Paul Hendler, 49, had tried an unsuccessful last ditch effort to get out of serving the new 90-day sentence in prison. He had asked the court to allow him to serve the time at home because he feared he might catch COVID-19 in a federal prison.
A federal judge rejected the idea and ordered Hendler to report to prison earlier this month. Chief Federal Judge Geoffrey W. Crawford said Hendler had to step up and take responsibility for his shortcomings in not complying with court orders.
“Mr. Hendler’ s relatively short prison sentence - 90 days - follows 18 months of missed opportunities to bring his conduct into compliance with conditions of release,” Crawford wrote in his decision.
“Although Mr. Hendler resumed making payments towards his restitution obligation in the fall and winter of 2020, he has not cooperated with his probation officer in making regular, accurate disclosures of his financial status,” Crawford said.
“The jail sentence is intended to send a clear message that Mr. Hendler has an important obligation to comply with his conditions of supervision,” the judge wrote.
As of January, Hendler had paid only $9,023 in restitution since he was first indicted about 9 years ago, court records show.
A federal judge had sentenced Hendler in May 2015 to 27 months in prison, followed by three years of supervised release. Hendler also was ordered to make $555,244 in restitution to nine persons and businesses that he defrauded, court records show.
Hendler, who was living in Woodstock at the time, was indicted by a federal grand jury on 14 felony counts charging him with mail and wire fraud, interstate transportation of stolen money, forgery and engaging in monetary transactions involving more than $10,000 of criminally derived property, records show.

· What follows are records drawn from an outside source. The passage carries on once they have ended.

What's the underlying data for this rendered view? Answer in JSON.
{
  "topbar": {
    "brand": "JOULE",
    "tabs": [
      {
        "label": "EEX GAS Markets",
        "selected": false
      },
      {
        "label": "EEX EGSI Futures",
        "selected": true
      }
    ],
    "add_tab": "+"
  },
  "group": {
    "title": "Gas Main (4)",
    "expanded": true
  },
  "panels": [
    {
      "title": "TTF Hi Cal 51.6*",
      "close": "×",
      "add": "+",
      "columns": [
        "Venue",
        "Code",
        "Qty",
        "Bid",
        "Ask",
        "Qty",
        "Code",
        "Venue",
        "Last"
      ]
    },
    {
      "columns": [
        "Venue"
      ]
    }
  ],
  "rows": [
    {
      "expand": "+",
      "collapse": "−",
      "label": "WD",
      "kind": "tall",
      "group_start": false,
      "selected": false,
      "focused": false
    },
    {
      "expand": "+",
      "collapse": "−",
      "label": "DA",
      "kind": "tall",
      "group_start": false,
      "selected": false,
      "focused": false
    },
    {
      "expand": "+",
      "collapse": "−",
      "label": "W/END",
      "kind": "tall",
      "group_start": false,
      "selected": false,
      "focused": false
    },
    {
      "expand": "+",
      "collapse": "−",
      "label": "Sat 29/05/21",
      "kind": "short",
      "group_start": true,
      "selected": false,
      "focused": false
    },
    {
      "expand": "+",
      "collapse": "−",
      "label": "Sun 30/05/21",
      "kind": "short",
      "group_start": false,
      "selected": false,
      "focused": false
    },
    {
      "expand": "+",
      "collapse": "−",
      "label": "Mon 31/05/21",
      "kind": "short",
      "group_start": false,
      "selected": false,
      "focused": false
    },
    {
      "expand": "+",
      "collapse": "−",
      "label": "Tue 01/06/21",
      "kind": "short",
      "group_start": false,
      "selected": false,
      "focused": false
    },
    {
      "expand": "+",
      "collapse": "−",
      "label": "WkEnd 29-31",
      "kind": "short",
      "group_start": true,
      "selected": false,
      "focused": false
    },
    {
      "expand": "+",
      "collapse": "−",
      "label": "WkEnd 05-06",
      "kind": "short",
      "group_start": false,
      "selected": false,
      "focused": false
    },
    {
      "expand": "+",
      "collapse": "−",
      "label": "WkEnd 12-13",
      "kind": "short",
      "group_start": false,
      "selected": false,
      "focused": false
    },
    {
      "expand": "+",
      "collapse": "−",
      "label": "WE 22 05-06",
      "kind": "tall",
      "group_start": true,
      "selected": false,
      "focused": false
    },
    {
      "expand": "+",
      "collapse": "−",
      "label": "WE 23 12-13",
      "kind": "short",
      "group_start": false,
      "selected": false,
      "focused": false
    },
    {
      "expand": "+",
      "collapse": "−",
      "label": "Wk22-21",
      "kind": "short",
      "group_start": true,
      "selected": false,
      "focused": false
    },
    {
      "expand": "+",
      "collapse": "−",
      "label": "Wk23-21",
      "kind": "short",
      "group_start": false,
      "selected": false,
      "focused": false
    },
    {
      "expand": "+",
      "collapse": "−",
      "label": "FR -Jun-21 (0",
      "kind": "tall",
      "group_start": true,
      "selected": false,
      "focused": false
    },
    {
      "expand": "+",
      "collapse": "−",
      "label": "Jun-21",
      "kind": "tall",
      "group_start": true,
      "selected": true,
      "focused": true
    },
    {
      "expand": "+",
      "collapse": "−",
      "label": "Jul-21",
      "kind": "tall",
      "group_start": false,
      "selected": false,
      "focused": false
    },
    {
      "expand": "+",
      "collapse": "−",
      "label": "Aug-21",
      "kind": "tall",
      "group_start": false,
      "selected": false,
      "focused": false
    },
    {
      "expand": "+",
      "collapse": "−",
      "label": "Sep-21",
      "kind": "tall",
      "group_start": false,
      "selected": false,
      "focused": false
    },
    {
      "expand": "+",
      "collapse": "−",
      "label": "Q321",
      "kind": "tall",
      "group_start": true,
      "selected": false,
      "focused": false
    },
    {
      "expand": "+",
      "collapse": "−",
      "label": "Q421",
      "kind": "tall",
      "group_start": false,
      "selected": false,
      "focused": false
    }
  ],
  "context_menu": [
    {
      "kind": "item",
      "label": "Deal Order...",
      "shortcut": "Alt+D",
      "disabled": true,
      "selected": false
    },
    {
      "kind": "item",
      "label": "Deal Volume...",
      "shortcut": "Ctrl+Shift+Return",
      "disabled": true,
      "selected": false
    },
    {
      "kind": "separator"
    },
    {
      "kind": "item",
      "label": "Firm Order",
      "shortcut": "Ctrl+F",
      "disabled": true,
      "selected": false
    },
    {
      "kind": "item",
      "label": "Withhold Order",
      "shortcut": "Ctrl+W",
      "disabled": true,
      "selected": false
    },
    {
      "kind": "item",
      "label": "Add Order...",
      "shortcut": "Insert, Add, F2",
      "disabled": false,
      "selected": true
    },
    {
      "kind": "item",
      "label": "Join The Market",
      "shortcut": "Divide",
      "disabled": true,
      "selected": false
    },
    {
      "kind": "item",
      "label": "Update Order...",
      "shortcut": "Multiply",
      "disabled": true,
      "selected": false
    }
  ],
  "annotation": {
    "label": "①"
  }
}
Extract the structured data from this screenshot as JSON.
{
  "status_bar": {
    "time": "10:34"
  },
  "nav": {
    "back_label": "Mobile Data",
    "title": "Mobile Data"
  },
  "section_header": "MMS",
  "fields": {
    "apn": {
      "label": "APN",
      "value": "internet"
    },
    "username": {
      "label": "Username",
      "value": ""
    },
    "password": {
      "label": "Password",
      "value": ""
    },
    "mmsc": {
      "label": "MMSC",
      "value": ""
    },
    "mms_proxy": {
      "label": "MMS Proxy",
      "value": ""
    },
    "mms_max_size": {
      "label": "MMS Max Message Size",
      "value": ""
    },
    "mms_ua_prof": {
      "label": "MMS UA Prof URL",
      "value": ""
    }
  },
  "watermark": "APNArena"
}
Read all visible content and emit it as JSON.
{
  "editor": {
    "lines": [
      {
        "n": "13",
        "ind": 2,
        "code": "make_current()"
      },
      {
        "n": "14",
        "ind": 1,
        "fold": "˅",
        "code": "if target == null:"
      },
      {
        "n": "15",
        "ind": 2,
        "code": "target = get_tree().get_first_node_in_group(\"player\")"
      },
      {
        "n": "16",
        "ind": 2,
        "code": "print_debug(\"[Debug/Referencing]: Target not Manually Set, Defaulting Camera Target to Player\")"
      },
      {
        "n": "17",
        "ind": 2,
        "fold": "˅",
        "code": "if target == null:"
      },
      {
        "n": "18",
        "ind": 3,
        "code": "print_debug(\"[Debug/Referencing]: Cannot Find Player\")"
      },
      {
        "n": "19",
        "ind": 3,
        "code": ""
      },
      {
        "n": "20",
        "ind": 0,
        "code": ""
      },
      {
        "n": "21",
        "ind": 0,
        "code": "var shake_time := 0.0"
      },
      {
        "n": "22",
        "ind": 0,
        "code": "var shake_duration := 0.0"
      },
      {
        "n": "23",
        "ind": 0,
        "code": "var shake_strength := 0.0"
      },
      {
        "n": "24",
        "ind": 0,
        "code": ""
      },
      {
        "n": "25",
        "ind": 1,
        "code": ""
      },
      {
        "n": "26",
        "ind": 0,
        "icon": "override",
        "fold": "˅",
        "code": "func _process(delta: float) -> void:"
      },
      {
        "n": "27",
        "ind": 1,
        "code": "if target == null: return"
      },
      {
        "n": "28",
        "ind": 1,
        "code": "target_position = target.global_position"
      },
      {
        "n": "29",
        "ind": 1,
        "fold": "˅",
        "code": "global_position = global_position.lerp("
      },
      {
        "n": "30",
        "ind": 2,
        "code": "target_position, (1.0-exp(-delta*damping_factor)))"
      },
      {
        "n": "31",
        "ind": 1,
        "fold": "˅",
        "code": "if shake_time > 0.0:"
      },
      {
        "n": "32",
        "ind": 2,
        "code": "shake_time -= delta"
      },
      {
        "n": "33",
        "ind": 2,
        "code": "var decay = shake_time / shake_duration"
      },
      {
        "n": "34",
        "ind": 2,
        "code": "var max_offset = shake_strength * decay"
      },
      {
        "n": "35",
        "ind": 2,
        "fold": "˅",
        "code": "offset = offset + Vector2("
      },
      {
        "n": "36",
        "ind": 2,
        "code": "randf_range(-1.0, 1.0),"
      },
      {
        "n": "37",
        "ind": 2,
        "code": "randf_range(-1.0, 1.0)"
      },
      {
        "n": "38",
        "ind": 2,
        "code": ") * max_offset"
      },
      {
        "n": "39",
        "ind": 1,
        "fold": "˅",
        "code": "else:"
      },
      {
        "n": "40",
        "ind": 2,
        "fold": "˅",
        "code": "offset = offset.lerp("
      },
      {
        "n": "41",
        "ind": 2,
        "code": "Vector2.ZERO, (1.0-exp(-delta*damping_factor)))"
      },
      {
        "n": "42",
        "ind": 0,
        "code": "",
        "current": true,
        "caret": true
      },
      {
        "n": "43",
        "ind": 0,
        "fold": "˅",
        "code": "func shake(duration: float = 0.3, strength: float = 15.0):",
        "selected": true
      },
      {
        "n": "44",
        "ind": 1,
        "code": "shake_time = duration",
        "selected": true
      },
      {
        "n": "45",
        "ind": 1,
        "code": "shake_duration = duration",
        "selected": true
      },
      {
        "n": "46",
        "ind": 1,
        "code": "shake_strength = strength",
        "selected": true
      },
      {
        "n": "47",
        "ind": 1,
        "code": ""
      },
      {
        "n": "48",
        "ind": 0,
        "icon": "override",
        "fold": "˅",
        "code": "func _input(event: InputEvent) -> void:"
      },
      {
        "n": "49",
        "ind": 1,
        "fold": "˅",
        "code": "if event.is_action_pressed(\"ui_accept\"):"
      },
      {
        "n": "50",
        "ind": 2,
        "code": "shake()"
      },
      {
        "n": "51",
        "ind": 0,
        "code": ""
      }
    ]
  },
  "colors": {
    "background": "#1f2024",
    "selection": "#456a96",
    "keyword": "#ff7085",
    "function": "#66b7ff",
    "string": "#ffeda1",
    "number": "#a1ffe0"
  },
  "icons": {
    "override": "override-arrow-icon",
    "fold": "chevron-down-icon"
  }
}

As part of the sentence, the court ordered Hendler to pay full restitution to the victims named in the indictment along with others of several additional frauds Hendler committed, court records show. The prosecution agreed to drop 12 felony counts when he admitted to two charges.
The Federal Bureau of Prison released Hendler on April 10, 2017. By July 12, 2019, a revocation of release petition was filed by his probation officer, Jon Hansen.
Among the charges was Hendler had been arrested on a new felony -- sexual assault on a woman in Chittenden County in June 2019. Hansen also cited Hendler for failing to pay at least 10 percent of his gross monthly wages toward the $555,244 restitution order, refusal to provide his probation officer with access to financial records and failure to report to his probation officer as required. In December Hansen also added another violation count of Hendler opening up a credit card account without approval of the probation office.
Hendler eventually admitted to 4 of the 5 federal violations on Jan. 8, records show. The violation count centering on the sexual assault arrest was discontinued after Hendler reached a plea deal with the prosecution to drop the felony charge.
One of the victims in the indictment, JavaPop Inc. in Woodstock, which manufactured carbonated coffee-based drinks, was forced to close due to the fraud, officials said.
Hendler founded JavaPop in 2005 and was fired in 2008 after the fraud reports surfaced, records show. They noted Hendler subsequently worked for and defrauded Green Mountain Digital of Woodstock.
In 2011, JavaPop’s then-CEO told the Valley News, a West Lebanon, N.H. daily newspaper, that the company’s losses from Hendler’s fraud directly related to closing the business. JavaPop was forced to lay off employees after the losses were uncovered and eventually closed.